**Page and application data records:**
━━━━━━━━━━━━━━━━━━━━━━━━━━━━━━

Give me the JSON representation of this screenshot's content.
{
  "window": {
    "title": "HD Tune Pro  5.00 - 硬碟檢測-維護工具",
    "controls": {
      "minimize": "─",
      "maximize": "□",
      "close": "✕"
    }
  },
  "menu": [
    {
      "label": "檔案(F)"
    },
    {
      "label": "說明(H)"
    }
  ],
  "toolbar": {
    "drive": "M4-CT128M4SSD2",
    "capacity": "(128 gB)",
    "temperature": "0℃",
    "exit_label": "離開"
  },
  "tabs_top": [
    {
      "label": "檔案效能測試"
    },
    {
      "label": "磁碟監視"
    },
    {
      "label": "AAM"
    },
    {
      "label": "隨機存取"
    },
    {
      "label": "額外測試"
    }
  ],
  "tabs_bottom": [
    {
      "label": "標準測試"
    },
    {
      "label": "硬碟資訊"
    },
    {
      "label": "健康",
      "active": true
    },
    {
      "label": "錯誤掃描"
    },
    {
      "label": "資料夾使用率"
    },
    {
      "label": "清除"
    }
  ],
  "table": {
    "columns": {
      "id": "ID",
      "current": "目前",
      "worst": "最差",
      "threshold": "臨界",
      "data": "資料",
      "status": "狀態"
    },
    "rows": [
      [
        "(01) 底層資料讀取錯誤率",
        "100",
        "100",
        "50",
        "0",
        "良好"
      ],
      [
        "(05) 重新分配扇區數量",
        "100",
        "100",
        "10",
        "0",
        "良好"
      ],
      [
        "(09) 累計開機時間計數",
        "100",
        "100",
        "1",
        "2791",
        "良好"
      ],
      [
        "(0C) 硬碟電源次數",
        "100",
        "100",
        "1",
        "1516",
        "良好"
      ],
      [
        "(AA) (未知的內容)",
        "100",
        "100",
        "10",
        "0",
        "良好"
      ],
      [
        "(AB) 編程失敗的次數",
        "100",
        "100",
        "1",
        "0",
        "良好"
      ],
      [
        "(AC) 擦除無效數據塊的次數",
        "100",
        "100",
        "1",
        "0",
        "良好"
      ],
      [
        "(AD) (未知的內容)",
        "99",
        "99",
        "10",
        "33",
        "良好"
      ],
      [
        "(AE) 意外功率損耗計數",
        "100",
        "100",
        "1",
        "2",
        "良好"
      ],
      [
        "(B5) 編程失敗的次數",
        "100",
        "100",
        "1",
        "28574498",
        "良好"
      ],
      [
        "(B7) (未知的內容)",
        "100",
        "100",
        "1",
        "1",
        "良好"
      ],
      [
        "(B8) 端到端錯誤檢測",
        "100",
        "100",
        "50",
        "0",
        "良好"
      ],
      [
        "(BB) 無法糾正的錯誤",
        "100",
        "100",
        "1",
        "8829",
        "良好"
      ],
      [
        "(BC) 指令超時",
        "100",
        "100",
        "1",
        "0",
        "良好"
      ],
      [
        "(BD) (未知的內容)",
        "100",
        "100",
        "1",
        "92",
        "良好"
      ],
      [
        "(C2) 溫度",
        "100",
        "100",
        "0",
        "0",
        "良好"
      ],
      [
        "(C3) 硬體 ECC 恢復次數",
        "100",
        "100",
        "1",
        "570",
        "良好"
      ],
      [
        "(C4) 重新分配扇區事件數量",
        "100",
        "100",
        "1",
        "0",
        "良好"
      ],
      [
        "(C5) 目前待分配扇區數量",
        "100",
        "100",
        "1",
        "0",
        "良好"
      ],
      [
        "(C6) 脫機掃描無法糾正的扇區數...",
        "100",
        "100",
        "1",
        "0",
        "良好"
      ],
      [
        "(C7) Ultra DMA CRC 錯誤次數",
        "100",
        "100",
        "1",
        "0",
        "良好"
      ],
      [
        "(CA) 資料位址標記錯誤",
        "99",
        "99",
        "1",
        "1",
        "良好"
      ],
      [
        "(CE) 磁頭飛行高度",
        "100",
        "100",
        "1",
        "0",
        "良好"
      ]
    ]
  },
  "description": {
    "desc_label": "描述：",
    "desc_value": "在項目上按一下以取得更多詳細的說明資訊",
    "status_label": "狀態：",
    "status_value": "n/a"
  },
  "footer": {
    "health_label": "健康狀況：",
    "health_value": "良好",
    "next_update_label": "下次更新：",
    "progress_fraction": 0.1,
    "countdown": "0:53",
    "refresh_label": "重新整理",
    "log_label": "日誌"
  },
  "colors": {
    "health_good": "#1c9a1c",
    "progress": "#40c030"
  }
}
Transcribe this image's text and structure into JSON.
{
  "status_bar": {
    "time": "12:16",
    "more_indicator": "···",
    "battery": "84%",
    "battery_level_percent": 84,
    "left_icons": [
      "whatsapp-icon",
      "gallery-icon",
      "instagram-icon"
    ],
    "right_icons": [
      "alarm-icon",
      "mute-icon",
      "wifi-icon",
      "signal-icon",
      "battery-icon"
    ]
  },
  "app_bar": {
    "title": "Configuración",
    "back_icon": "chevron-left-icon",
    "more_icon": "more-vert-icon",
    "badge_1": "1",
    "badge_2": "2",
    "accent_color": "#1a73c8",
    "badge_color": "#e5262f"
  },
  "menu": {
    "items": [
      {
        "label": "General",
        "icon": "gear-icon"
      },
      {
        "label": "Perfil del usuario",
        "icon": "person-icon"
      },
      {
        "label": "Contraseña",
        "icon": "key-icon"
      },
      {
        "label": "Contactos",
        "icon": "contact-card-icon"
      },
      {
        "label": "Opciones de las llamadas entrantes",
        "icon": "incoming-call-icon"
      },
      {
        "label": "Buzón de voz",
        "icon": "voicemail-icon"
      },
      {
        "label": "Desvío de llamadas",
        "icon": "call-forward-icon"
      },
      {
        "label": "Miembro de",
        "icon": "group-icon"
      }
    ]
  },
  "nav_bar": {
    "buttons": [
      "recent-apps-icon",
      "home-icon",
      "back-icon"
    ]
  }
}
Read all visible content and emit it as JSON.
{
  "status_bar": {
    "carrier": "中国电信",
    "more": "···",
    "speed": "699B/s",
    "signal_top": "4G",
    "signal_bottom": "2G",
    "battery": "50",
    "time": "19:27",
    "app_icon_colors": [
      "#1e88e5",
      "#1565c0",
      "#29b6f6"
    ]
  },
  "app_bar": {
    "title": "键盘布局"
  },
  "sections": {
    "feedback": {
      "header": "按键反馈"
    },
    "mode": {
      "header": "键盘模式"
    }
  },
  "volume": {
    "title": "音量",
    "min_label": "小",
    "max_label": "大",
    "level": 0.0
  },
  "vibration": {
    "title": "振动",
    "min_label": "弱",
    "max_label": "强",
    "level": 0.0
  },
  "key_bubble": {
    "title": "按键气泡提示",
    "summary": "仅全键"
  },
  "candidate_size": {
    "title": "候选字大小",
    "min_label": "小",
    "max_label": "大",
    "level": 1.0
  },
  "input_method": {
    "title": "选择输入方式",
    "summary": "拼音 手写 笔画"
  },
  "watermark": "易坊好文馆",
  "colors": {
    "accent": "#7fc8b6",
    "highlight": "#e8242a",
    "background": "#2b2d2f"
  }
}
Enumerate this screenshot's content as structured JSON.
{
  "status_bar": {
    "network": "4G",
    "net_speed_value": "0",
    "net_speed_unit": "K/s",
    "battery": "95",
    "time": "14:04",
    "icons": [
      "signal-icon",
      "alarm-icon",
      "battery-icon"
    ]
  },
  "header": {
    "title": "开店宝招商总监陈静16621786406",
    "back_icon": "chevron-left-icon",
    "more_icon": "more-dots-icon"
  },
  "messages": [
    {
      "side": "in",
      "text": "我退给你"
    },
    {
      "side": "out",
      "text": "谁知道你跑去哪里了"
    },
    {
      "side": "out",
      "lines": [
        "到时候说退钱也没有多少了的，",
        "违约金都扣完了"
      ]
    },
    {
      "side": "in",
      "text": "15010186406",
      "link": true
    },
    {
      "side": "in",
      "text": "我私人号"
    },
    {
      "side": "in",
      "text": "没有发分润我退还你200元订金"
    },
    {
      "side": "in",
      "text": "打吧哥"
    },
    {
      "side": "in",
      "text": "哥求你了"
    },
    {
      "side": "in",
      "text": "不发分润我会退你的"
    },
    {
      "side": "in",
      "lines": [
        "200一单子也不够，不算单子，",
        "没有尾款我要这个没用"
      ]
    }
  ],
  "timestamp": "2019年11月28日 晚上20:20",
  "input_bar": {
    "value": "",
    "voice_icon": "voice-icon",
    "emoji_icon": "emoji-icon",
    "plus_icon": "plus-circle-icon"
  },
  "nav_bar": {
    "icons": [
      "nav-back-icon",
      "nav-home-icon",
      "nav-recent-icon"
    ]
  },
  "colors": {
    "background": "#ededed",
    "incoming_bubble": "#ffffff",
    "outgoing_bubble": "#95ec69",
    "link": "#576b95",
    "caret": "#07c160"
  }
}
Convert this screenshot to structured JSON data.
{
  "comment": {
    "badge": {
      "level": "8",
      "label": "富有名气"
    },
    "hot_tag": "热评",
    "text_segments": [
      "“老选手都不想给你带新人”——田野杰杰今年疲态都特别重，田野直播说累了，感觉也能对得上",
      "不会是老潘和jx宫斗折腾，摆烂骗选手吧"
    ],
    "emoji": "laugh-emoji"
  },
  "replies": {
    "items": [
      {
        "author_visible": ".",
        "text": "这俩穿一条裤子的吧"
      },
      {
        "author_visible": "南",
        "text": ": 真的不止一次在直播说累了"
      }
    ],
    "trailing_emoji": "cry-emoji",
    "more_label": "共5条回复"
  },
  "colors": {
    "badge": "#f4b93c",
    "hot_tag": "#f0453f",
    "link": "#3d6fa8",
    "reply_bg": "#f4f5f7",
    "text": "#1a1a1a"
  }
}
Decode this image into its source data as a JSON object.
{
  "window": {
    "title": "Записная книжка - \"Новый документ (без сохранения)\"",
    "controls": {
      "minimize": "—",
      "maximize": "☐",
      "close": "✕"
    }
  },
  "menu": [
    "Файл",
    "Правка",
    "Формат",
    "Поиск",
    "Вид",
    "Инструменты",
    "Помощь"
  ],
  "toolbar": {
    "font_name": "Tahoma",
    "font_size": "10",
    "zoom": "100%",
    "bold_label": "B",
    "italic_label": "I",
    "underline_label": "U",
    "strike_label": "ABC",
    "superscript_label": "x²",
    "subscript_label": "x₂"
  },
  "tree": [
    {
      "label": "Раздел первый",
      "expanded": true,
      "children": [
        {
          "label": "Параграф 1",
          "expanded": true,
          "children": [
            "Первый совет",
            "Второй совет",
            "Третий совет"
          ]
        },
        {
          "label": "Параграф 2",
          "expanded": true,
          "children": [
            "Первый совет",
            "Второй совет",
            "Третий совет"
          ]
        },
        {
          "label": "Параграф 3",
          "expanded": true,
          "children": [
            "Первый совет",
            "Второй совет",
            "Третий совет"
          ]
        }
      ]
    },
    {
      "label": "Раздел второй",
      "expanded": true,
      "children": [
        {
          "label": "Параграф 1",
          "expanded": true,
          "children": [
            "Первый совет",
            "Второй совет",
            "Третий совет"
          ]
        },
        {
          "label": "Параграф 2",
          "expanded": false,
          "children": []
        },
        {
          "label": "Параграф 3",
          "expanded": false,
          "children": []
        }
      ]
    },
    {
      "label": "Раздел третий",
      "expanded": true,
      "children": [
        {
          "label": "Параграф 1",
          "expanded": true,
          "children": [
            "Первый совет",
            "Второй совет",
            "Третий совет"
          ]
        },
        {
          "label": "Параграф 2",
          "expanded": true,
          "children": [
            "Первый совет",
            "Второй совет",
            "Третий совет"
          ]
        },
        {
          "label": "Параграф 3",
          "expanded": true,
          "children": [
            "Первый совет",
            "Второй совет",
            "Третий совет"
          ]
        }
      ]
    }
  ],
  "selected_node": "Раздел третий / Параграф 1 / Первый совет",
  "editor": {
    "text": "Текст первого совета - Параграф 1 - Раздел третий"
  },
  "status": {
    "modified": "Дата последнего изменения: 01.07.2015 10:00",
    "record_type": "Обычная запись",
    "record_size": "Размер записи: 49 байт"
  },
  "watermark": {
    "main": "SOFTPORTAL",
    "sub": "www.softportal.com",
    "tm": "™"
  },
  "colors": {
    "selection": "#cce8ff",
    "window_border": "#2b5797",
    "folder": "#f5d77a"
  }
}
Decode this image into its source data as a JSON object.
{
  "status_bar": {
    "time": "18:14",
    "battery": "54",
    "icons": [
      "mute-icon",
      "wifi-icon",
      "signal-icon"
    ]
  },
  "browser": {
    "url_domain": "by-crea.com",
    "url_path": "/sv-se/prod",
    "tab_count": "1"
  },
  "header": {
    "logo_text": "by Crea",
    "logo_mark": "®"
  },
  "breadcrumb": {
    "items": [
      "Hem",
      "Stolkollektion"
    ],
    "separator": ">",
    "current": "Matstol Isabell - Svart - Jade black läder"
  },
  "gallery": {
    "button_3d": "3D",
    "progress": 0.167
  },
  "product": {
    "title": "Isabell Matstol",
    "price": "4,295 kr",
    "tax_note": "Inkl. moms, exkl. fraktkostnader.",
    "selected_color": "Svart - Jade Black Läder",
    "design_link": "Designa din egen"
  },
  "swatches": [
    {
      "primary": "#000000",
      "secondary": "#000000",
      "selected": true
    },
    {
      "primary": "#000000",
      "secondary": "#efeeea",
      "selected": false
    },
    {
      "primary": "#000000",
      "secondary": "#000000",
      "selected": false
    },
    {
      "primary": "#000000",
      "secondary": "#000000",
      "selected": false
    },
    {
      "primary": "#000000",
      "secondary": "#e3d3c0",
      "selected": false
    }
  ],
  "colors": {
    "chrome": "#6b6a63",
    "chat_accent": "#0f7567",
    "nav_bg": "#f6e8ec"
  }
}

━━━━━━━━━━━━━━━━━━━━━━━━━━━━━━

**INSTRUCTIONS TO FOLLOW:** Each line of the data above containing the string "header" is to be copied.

**WRITTEN RESPONSE:**
      "header": "按键反馈"
      "header": "键盘模式"
  "header": {
  "header": {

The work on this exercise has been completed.